It is not recommended to use any kind of freshwater gravel because of the excess silicates which can contribute to a serious algae outbreak. Aragonite topped with live sand is best. When putting the system together, you want to put in the bottom pieces of rock before the substrate so the substrate can help provide a sturdy foundation for the rock work. I live in California so this is always in mind cause the ground is always moving here.
The Ecosystem 40 refugium takes up the entire back portion of the tank so there's no room at all for any additional filtration, but it's not needed. The refugium alone has done great and the live rock is the natural bio filtering 'unit'. I find refugiums have advantages over protein skimmers. You would need one or the other. Some people use both, but in a ten gallon, needless to get into that kind of expense. My tank has done so well to even support an infant Imperator angel till she got too big. Not an easy critter to keep alive so fat and happy. She had all kinds of sponges and natural growth in there to graze on.
I have found that refugiums help promote some nice microfauna that isn't gotten by the protein skimmer. The difference between them is that protein skimmers mechanically remove proteins from the water by the use of tiny bubbles for the proteins to ride up into the collection cup. A refugium however, this protein is biologically utilized and broken down, so the return water has a different chemistry than the return water from a protein skimmer. It provides a fully functioning biological system.
Having a deep sandbed and critters that live and crawl in the sand will help keep nitrates down by providing an oxygen free area in the environment for nitrate eating bacteria to cultivate. The animals in the sandbed are needed to release any trapped hydrogen gases from this process. The deeper the substrate, the heavier th layers of sand on top of the bottom layers to choke it of oxygen.
You won't really be able to vaccuum the substrate for waste so you need to build the system to where it can help itself for the most part.
My little 18 gets a basic routine maintenance of 15% water change once every two weeks. Calcium and alkalinity are added when needed. The tank gets fed every few days with a mix of flake, veggie matter, cyclopse and phytoplankton. It pretty much provides most of the nutrition the critters need naturally in between feeds with algae, copepods, and fish poop. Corals eat fish poop.

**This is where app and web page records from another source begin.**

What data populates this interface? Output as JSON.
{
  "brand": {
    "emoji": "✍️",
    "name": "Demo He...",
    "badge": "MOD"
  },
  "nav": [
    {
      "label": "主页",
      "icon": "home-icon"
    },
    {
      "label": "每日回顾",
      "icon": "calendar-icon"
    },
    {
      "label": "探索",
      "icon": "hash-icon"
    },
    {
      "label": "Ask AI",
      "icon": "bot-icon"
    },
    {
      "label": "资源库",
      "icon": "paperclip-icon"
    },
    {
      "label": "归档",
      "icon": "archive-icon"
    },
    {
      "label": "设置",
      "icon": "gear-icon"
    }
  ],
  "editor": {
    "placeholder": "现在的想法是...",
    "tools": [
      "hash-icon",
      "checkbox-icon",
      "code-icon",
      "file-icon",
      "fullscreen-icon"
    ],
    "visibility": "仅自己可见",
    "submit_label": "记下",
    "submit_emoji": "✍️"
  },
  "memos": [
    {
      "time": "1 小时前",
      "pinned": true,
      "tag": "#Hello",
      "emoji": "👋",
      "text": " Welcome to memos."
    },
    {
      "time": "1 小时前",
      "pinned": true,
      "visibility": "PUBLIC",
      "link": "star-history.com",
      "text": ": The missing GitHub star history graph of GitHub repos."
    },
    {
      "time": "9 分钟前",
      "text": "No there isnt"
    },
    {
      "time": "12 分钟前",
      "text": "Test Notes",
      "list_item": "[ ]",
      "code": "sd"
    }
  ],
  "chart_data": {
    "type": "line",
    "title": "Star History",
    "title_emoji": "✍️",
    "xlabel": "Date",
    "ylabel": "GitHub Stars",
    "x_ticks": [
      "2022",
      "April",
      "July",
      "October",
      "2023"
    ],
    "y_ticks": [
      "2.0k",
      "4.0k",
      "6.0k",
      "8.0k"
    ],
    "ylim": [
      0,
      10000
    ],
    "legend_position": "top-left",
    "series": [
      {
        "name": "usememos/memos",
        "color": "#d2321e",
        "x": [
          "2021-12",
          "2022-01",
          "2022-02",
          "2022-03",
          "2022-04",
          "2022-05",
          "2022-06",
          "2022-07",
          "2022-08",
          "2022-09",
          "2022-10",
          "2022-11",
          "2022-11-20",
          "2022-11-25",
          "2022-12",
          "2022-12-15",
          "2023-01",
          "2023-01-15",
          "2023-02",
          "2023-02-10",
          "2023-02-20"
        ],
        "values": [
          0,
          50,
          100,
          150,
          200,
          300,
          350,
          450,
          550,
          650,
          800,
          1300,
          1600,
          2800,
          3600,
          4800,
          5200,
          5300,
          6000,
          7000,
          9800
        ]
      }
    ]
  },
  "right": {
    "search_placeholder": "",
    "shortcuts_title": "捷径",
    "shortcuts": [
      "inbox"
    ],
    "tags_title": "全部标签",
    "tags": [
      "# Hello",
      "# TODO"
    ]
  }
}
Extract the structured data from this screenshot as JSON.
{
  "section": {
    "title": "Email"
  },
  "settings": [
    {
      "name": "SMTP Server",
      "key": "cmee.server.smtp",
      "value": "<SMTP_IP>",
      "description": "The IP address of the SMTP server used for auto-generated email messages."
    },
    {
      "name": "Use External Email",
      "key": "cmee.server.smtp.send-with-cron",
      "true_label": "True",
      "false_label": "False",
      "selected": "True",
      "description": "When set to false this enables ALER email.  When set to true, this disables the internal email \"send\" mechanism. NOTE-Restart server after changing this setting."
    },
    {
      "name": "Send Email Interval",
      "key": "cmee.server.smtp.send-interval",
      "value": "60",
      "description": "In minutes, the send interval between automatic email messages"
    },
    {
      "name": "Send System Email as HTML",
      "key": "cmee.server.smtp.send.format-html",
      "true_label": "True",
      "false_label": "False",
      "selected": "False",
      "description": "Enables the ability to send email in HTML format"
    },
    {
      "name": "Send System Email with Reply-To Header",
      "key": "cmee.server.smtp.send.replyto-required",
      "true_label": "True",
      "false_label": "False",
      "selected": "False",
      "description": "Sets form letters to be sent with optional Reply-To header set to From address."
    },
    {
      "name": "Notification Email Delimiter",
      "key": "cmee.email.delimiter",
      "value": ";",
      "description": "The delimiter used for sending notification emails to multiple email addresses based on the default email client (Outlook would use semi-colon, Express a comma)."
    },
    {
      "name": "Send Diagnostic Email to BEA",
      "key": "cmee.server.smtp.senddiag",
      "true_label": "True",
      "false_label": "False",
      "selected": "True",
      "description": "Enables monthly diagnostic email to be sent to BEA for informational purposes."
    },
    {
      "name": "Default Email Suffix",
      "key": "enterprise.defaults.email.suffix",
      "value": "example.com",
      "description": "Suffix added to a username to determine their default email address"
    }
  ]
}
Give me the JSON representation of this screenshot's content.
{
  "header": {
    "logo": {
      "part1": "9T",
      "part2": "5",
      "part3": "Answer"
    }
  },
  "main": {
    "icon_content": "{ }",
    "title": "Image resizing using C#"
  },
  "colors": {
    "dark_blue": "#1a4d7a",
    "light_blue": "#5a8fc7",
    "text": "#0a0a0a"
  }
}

Temperature of a marine tank should be stable at 76 degrees. Set the tank up where it will not recieve any light from your windows and far away from drafts. Perferrably up against a wall that doesn't have the outside on the other side of the wall (to help keep temps from fluctuating). Temperature stability is perhaps the most important element to provide in a marine tank. Unlike freshwater fish who are adapted to changes, marine fish are not due to the sheer vastness of the oceans they come from. The oceans experience very little change in the waters condition. Lakes, streams, rivers and such are always experiencing changes and therefore freshwater fish are naturally adapted to withstand changes in their environments. This is the very reason why marine animals are harder to keep alive in captivity. This also includes the basic water parameters of pH, ammonia, nitrite and nitrate. A reef tank with coral would not survive well with nitrates over 10ppm. They start to wilt or slime up. Building a stable environment from the very beginning will help avoid many of the common problems people face with their marine tanks.
Also a must is a quarantine tank to put your newly purchased fish into for a week or two to make sure it doesn't come down with anything that can upset or destroy the system. A simple small five gallon tank with a sponge filter, heater, and something for the animal to hide in. No substrate and can use basic lighting.
Salinity or SG
for a marine tank is between 1.020 and 1.025. I keep any tanks with coral at 1.024 to 1.025, but not any higher. Corals like the higher salinity, but too high can harm the fish. An important thing to have on hand at all times is freshwater to top off the tank when the tank water evaporates. The salt doesn't evaporate with the water so salinity goes up. Adding freshwater will bring the salinity back down.
Any other questions you'd like to throw at us??? Fire away!!